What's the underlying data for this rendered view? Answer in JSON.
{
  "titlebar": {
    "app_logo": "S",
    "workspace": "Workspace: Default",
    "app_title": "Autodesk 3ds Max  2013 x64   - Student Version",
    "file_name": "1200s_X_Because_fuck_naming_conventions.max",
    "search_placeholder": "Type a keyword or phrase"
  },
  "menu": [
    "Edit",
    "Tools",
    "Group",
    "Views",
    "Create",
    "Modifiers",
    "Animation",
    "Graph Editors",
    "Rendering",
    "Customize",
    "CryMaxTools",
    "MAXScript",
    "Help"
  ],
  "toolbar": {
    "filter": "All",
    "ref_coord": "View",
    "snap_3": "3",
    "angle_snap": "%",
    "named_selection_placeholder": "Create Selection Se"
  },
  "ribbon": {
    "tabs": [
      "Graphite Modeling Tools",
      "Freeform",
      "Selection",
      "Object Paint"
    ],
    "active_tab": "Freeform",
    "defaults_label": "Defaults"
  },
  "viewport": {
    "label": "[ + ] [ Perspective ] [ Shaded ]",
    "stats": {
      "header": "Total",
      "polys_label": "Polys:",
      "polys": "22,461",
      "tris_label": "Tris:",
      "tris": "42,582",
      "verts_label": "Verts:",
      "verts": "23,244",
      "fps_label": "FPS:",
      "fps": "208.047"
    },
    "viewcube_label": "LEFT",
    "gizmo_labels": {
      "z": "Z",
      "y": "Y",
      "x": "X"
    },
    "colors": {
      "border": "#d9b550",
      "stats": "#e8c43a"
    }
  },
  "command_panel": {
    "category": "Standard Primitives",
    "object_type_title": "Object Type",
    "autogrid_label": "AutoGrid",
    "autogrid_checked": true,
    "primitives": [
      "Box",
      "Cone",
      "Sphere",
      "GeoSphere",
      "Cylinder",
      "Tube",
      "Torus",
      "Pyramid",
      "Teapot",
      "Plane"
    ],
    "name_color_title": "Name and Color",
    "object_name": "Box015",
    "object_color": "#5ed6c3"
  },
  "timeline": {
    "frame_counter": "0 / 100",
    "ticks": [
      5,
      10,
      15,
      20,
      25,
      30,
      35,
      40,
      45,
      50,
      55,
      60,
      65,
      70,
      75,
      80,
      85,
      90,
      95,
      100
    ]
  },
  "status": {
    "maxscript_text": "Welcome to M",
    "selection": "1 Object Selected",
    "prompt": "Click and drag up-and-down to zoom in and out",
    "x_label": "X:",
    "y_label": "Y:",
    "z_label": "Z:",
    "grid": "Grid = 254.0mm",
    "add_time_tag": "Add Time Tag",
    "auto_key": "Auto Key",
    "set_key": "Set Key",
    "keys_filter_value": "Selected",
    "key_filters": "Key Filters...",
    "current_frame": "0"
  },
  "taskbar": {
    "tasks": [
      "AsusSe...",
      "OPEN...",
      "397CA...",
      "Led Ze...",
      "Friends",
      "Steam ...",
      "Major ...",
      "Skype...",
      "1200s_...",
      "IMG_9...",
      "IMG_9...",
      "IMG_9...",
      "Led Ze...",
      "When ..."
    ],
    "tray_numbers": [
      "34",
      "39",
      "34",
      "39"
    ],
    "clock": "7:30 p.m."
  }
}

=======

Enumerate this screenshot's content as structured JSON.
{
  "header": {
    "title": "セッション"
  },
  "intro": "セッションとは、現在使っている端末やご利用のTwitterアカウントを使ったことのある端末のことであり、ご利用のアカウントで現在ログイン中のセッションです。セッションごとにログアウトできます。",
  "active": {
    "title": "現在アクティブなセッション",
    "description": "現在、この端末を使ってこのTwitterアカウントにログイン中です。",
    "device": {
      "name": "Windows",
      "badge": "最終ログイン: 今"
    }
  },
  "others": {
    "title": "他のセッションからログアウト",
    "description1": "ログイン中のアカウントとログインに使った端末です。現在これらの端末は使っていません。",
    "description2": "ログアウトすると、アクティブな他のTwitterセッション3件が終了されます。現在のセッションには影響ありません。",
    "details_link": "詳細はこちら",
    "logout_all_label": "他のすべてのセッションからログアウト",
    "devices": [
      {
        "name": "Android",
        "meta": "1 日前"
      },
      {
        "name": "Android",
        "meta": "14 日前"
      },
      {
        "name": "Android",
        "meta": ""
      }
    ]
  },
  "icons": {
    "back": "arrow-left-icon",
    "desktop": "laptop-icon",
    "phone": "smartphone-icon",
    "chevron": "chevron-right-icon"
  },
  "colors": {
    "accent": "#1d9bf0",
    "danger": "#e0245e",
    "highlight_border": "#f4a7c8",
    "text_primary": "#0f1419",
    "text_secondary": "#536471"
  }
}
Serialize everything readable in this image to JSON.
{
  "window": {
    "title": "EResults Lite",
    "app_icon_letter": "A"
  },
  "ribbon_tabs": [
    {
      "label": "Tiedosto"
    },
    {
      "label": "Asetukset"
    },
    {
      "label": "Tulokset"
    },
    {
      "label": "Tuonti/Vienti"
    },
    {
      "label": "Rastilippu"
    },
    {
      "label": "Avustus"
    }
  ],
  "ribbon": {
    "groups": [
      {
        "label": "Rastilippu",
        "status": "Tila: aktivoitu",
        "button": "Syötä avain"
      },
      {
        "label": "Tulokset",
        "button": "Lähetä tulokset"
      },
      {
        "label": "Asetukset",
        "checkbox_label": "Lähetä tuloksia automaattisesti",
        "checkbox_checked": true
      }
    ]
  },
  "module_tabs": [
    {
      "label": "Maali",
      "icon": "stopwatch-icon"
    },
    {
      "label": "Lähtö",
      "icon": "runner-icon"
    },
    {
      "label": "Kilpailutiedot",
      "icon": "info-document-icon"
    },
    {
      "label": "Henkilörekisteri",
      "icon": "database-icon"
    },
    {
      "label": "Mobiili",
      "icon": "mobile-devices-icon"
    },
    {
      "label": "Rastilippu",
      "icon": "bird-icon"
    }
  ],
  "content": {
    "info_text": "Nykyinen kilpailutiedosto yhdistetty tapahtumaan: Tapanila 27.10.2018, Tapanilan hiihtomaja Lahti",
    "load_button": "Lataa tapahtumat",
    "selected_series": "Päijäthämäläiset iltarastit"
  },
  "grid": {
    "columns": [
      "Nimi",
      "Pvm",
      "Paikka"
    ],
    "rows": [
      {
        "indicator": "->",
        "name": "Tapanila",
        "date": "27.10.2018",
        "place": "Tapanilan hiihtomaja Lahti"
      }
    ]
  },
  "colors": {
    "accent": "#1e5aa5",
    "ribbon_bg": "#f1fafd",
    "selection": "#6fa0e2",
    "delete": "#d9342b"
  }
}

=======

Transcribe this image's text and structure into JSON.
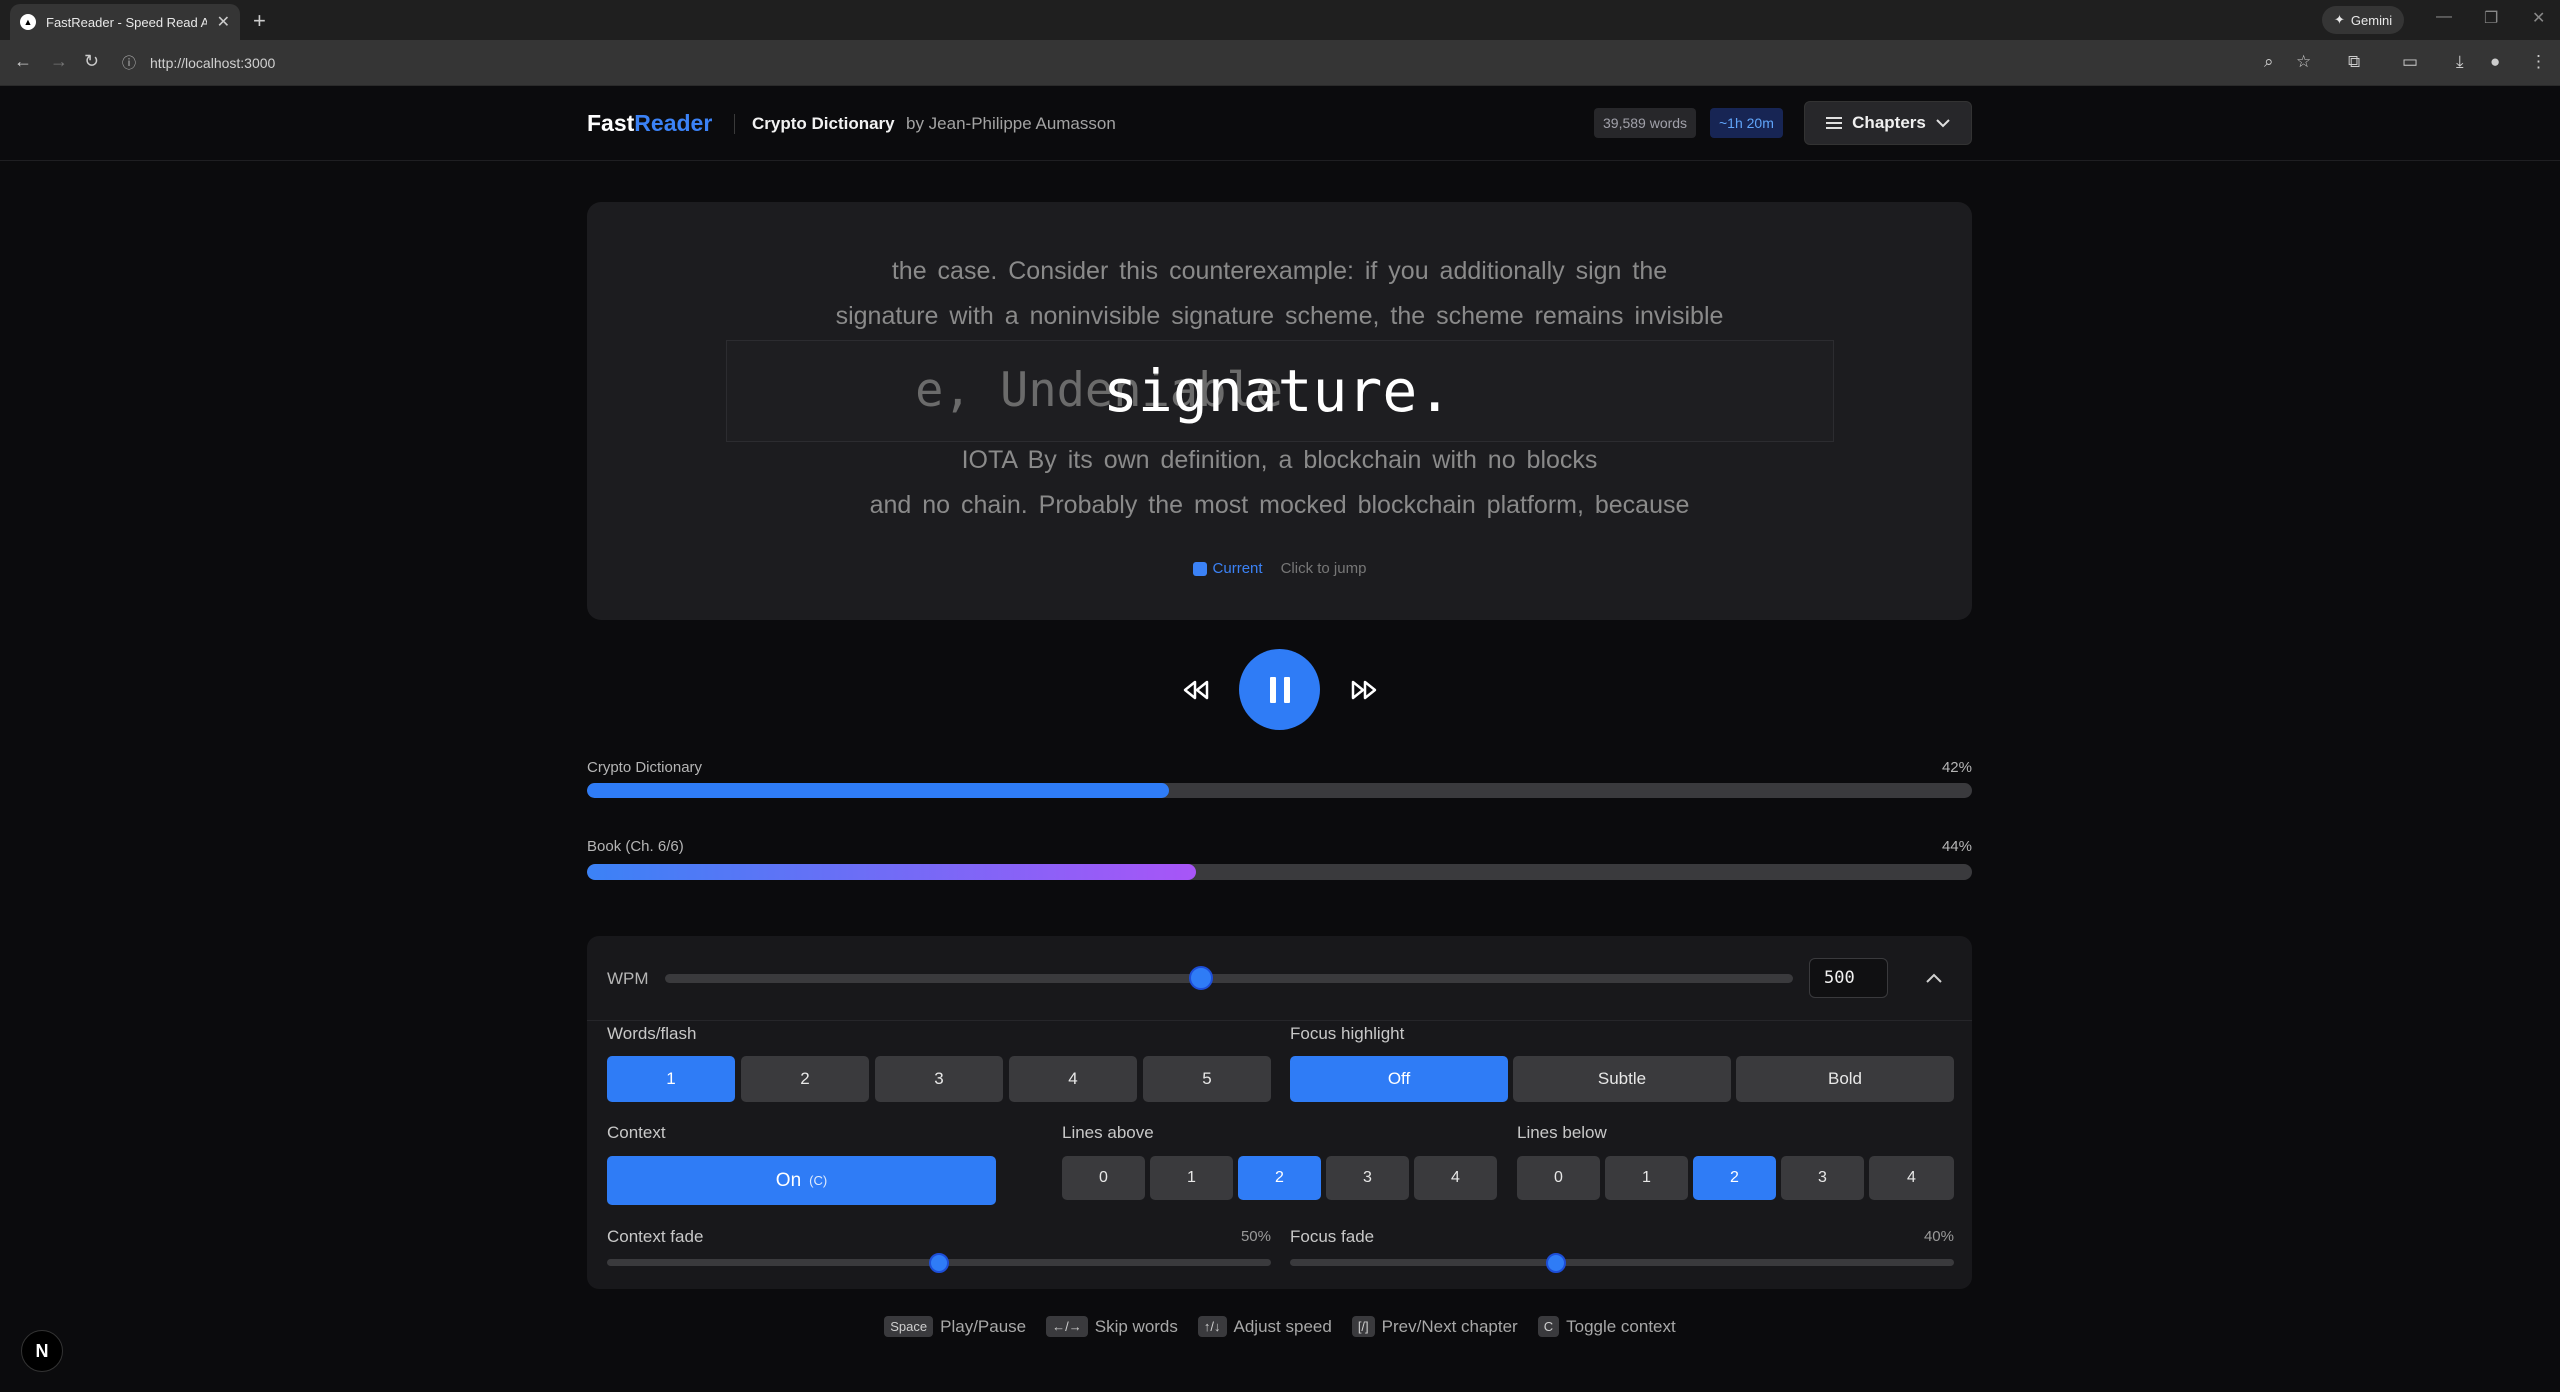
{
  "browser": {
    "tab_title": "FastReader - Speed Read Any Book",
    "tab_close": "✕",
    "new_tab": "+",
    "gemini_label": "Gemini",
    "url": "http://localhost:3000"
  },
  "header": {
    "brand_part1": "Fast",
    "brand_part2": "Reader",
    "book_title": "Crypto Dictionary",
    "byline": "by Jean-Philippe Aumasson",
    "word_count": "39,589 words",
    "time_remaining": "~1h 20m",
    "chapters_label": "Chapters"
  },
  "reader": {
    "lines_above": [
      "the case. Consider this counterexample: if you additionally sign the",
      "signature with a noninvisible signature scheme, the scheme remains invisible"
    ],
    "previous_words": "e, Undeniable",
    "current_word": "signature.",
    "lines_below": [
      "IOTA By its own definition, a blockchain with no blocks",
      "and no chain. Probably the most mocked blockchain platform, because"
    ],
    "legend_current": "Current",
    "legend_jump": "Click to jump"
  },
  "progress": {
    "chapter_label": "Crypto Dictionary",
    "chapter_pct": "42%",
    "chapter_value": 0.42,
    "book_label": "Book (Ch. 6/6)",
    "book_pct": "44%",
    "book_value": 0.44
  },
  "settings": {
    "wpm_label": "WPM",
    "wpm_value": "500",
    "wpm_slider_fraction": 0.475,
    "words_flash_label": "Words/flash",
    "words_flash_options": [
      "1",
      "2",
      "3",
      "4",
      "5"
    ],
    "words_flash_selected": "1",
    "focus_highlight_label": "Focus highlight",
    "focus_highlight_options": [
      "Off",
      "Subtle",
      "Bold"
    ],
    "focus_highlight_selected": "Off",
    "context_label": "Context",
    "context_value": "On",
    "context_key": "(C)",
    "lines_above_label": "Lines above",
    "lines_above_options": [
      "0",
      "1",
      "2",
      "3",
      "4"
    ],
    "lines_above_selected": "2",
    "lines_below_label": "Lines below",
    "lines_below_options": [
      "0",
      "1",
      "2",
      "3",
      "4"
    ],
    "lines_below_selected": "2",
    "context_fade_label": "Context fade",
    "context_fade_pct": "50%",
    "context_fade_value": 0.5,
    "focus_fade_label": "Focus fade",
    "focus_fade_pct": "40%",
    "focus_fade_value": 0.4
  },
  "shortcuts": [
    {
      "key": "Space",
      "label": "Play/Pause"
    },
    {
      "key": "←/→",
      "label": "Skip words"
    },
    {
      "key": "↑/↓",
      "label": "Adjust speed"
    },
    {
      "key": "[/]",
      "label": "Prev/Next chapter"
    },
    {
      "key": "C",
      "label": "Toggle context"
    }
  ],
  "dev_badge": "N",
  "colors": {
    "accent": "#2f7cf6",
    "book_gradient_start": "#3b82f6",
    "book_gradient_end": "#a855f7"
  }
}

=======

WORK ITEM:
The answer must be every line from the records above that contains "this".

EXERCISE RESULT:
What's the underlying data for this rendered view? Answer in JSON.
Enumerate this screenshot's content as structured JSON.
Serialize everything readable in this image to JSON.
Transcribe this image's text and structure into JSON.
      "the case. Consider this counterexample: if you additionally sign the",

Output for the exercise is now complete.